Startup reseller, Virtual Graffiti, plans good growth after just a year

Small operation of two benefits from resourcing from US parent, and unique market proposition

Virtual Graffiti is a plucky startup reseller in Australia with solid backing from its US homebase, and some substantial growth plans.

The online reseller (which takes inspiration for its name from Led Zeppelin’s album, Physical Graffiti) is operated by a family team of two – Jonny Wahlhaus, and his father – and was set up on the basis of a family connection; the duo is related to the head of Virtual Graffiti in the US.

Wahlhaus, who had graduated university with a degree in commerce and accounting, said the process of getting the startup up and running and properly accredited had been a steep learning curve, but it was an investment that was necessary, as Virtual Graffiti wanted to differentiate itself from its competitors.

The company invests heavily in presales support for its vendors, building customised websites for each that it represents, and transacting as a representative of each vendor partner, rather than as Virtual Graffiti offering solutions.

Those websites also feature video demonstrations and other supplemental resources to help engage with customers.

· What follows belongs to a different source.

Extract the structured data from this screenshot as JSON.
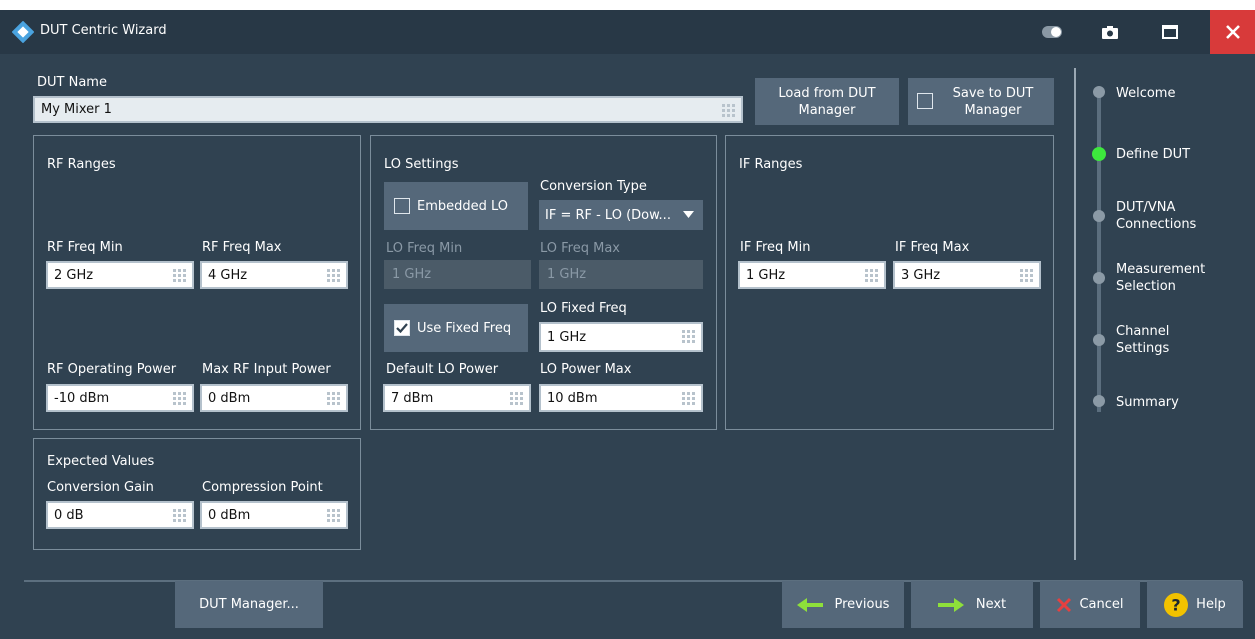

As it has adopted a “stand back and let them come,” approach, its leads tend to be very high quality, Wahlhaus claimed. As such reseller can rely on a level of technical understanding already within the customer.

“Proactive marketing doesn’t suit our business model,” Wahlhaus said. “We rely on end-customers having some knowledge going in.

“We are different from box movers, however. We add a lot of value and experience when it comes to presales expertise, and as a result we have a strong relationship with the vendors.

Virtual Graffiti represents just over 80 vendors in the US, and has custom Web pages for all of those.

Wahlhaus plans to localise one of those a month in the local market, with the expectation (based on the trend with the US business) that 50 per cent of the webpages will be a success.

In addition, the company will look at appointing another one or two staff to work from Australia.

Virtual Graffiti also has access to technical resources from the 24 people-strong team in the US to back up its local operation.